So I just heard about this book. It offers the interesting but, to me at any rate non-controversial thesis, that monogamy in human sexual relationships is not "natural" in the way, say pair-bonding in many species that mate for life seems to be. By comparing human sexual behavior with that of one of the two most closely related primate species - the bonobo - the authors offer the notion that, in fact, having multiple partners over the course of a lifetime is far more in keeping with what is "natural" about us than is sexual monogamy.
In a column at psychologytoday.com, one of the coauthors of the study takes on "critic" Megan McArdle, who has written a "scathing" (and largely uninformed) review.

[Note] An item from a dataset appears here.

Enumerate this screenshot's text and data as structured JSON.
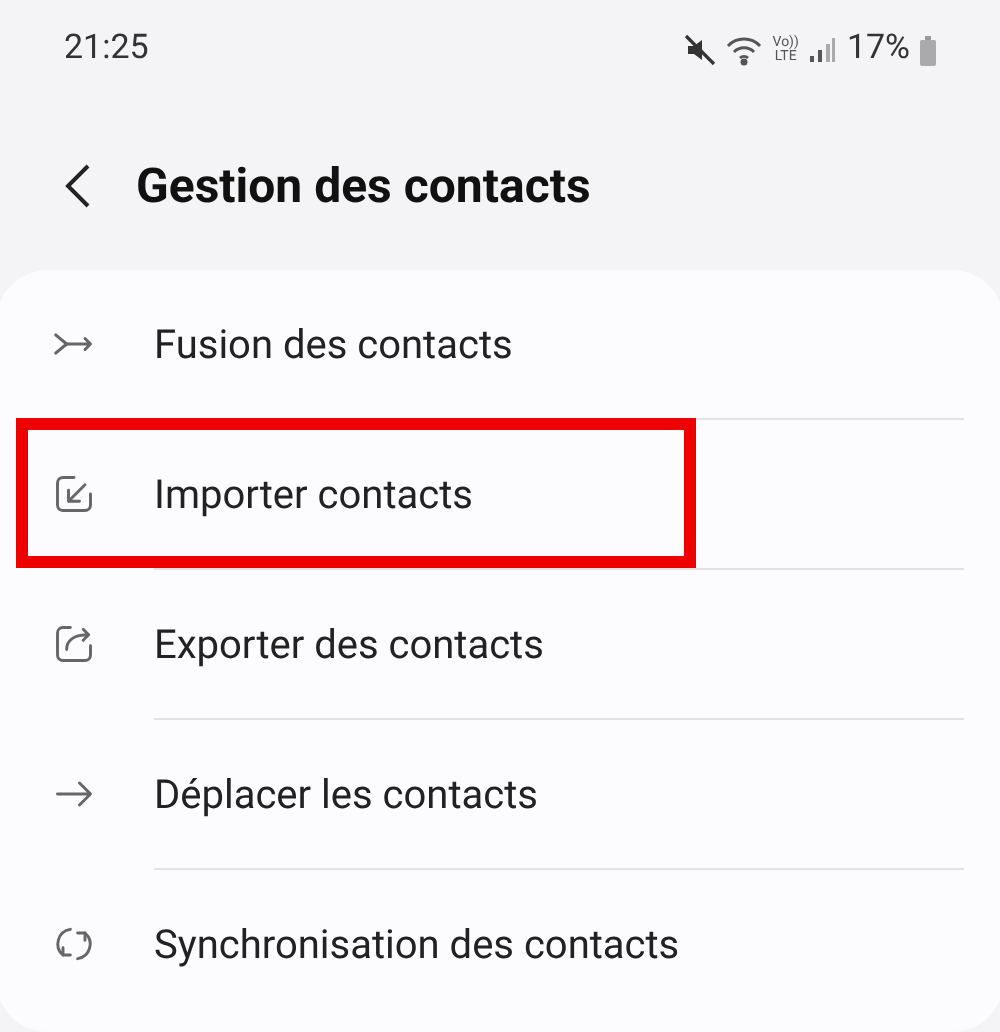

I have to admit I am intrigued by the thesis, and look forward to reading this book. Precisely because, at the current moment I am reading Helmut Thielicke's Evangelical Faith, and am dealing with the whole issue, as he puts it, of "address", the issue of the meaning of words, most especially "nature" and "natural", are forefront in my mind. How we understand these words, how we live them, is important for the sake of clearly understanding the question of address.

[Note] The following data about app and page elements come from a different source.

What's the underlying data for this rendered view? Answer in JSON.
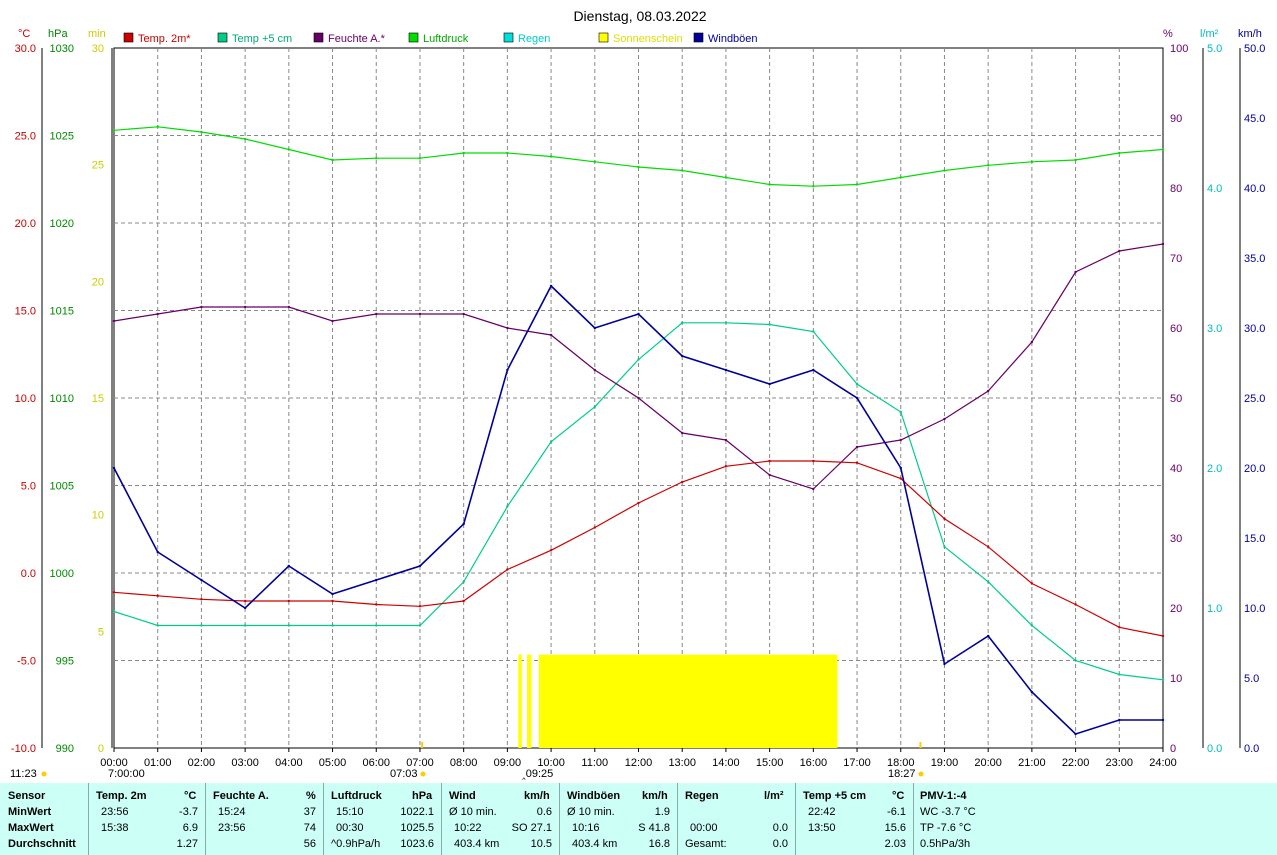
{
  "title": "Dienstag, 08.03.2022",
  "colors": {
    "temp2m": "#cc0000",
    "temp5cm": "#00cc88",
    "feuchte": "#660066",
    "luftdruck": "#00dd00",
    "regen": "#00dddd",
    "sonne": "#ffff00",
    "windboeen": "#000099",
    "panel_bg": "#ccfff6"
  },
  "chart_data": {
    "type": "line",
    "title": "Dienstag, 08.03.2022",
    "legend": [
      "Temp. 2m*",
      "Temp +5 cm",
      "Feuchte A.*",
      "Luftdruck",
      "Regen",
      "Sonnenschein",
      "Windböen"
    ],
    "axes": {
      "left_units": [
        "°C",
        "hPa",
        "min"
      ],
      "right_units": [
        "%",
        "l/m²",
        "km/h"
      ],
      "temp_ticks": [
        "30.0",
        "25.0",
        "20.0",
        "15.0",
        "10.0",
        "5.0",
        "0.0",
        "-5.0",
        "-10.0"
      ],
      "pressure_ticks": [
        "1030",
        "1025",
        "1020",
        "1015",
        "1010",
        "1005",
        "1000",
        "995",
        "990"
      ],
      "min_ticks": [
        "30",
        "25",
        "20",
        "15",
        "10",
        "5",
        "0"
      ],
      "humidity_ticks": [
        "100",
        "90",
        "80",
        "70",
        "60",
        "50",
        "40",
        "30",
        "20",
        "10",
        "0"
      ],
      "rain_ticks": [
        "5.0",
        "4.0",
        "3.0",
        "2.0",
        "1.0",
        "0.0"
      ],
      "wind_ticks": [
        "50.0",
        "45.0",
        "40.0",
        "35.0",
        "30.0",
        "25.0",
        "20.0",
        "15.0",
        "10.0",
        "5.0",
        "0.0"
      ],
      "x_ticks": [
        "00:00",
        "01:00",
        "02:00",
        "03:00",
        "04:00",
        "05:00",
        "06:00",
        "07:00",
        "08:00",
        "09:00",
        "10:00",
        "11:00",
        "12:00",
        "13:00",
        "14:00",
        "15:00",
        "16:00",
        "17:00",
        "18:00",
        "19:00",
        "20:00",
        "21:00",
        "22:00",
        "23:00",
        "24:00"
      ],
      "temp_range": [
        -10,
        30
      ],
      "pressure_range": [
        990,
        1030
      ],
      "humidity_range": [
        0,
        100
      ],
      "rain_range": [
        0,
        5
      ],
      "wind_range": [
        0,
        50
      ],
      "x_range_hours": [
        0,
        24
      ]
    },
    "sun_markers": {
      "left_label": "11:23",
      "rise_time": "07:03",
      "set_time": "18:27",
      "ticks": [
        "7:00:00",
        "07:03",
        "09:25",
        "18:27"
      ]
    },
    "series": [
      {
        "name": "Temp. 2m*",
        "unit": "°C",
        "x": [
          0,
          1,
          2,
          3,
          4,
          5,
          6,
          7,
          8,
          9,
          10,
          11,
          12,
          13,
          14,
          15,
          16,
          17,
          18,
          19,
          20,
          21,
          22,
          23,
          24
        ],
        "values": [
          -1.1,
          -1.3,
          -1.5,
          -1.6,
          -1.6,
          -1.6,
          -1.8,
          -1.9,
          -1.6,
          0.2,
          1.3,
          2.6,
          4.0,
          5.2,
          6.1,
          6.4,
          6.4,
          6.3,
          5.4,
          3.1,
          1.5,
          -0.6,
          -1.8,
          -3.1,
          -3.6
        ]
      },
      {
        "name": "Temp +5 cm",
        "unit": "°C",
        "x": [
          0,
          1,
          2,
          3,
          4,
          5,
          6,
          7,
          8,
          9,
          10,
          11,
          12,
          13,
          14,
          15,
          16,
          17,
          18,
          19,
          20,
          21,
          22,
          23,
          24
        ],
        "values": [
          -2.2,
          -3.0,
          -3.0,
          -3.0,
          -3.0,
          -3.0,
          -3.0,
          -3.0,
          -0.5,
          3.8,
          7.5,
          9.5,
          12.2,
          14.3,
          14.3,
          14.2,
          13.8,
          10.8,
          9.2,
          1.5,
          -0.5,
          -3.0,
          -5.0,
          -5.8,
          -6.1
        ]
      },
      {
        "name": "Feuchte A.*",
        "unit": "%",
        "x": [
          0,
          1,
          2,
          3,
          4,
          5,
          6,
          7,
          8,
          9,
          10,
          11,
          12,
          13,
          14,
          15,
          16,
          17,
          18,
          19,
          20,
          21,
          22,
          23,
          24
        ],
        "values": [
          61,
          62,
          63,
          63,
          63,
          61,
          62,
          62,
          62,
          60,
          59,
          54,
          50,
          45,
          44,
          39,
          37,
          43,
          44,
          47,
          51,
          58,
          68,
          71,
          72
        ]
      },
      {
        "name": "Luftdruck",
        "unit": "hPa",
        "x": [
          0,
          1,
          2,
          3,
          4,
          5,
          6,
          7,
          8,
          9,
          10,
          11,
          12,
          13,
          14,
          15,
          16,
          17,
          18,
          19,
          20,
          21,
          22,
          23,
          24
        ],
        "values": [
          1025.3,
          1025.5,
          1025.2,
          1024.8,
          1024.2,
          1023.6,
          1023.7,
          1023.7,
          1024.0,
          1024.0,
          1023.8,
          1023.5,
          1023.2,
          1023.0,
          1022.6,
          1022.2,
          1022.1,
          1022.2,
          1022.6,
          1023.0,
          1023.3,
          1023.5,
          1023.6,
          1024.0,
          1024.2
        ]
      },
      {
        "name": "Windböen",
        "unit": "km/h",
        "x": [
          0,
          1,
          2,
          3,
          4,
          5,
          6,
          7,
          8,
          9,
          10,
          11,
          12,
          13,
          14,
          15,
          16,
          17,
          18,
          19,
          20,
          21,
          22,
          23,
          24
        ],
        "values": [
          20,
          14,
          12,
          10,
          13,
          11,
          12,
          13,
          16,
          27,
          33,
          30,
          31,
          28,
          27,
          26,
          27,
          25,
          20,
          6,
          8,
          4,
          1,
          2,
          2
        ]
      }
    ],
    "sunshine_intervals": [
      [
        9.25,
        9.33
      ],
      [
        9.45,
        9.55
      ],
      [
        9.72,
        16.55
      ]
    ]
  },
  "stats": {
    "row_labels": [
      "Sensor",
      "MinWert",
      "MaxWert",
      "Durchschnitt"
    ],
    "temp2m": {
      "header": "Temp. 2m",
      "unit": "°C",
      "min_time": "23:56",
      "min": "-3.7",
      "max_time": "15:38",
      "max": "6.9",
      "avg": "1.27"
    },
    "feuchte": {
      "header": "Feuchte A.",
      "unit": "%",
      "min_time": "15:24",
      "min": "37",
      "max_time": "23:56",
      "max": "74",
      "avg": "56"
    },
    "luftdruck": {
      "header": "Luftdruck",
      "unit": "hPa",
      "min_time": "15:10",
      "min": "1022.1",
      "max_time": "00:30",
      "max": "1025.5",
      "avg_label": "^0.9hPa/h",
      "avg": "1023.6"
    },
    "wind": {
      "header": "Wind",
      "unit": "km/h",
      "min_label": "Ø 10 min.",
      "min": "0.6",
      "max_time": "10:22",
      "max": "SO 27.1",
      "avg_label": "403.4 km",
      "avg": "10.5"
    },
    "windboeen": {
      "header": "Windböen",
      "unit": "km/h",
      "min_label": "Ø 10 min.",
      "min": "1.9",
      "max_time": "10:16",
      "max": "S 41.8",
      "avg_label": "403.4 km",
      "avg": "16.8"
    },
    "regen": {
      "header": "Regen",
      "unit": "l/m²",
      "max_time": "00:00",
      "max": "0.0",
      "avg_label": "Gesamt:",
      "avg": "0.0"
    },
    "temp5cm": {
      "header": "Temp +5 cm",
      "unit": "°C",
      "min_time": "22:42",
      "min": "-6.1",
      "max_time": "13:50",
      "max": "15.6",
      "avg": "2.03"
    },
    "pmv": {
      "header": "PMV-1:-4",
      "min": "WC -3.7 °C",
      "max": "TP -7.6 °C",
      "avg": "0.5hPa/3h"
    }
  }
}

Furthermore, I am always open to the discoveries of new research. Even if I am not always in agreement with them, it seems to me that we Christians have a duty to have some kind of even rudimentary understanding of the way our understanding of our world has changed and continues to change.
So, kudos to Ryan and co-author Cacilda Jethá for their work.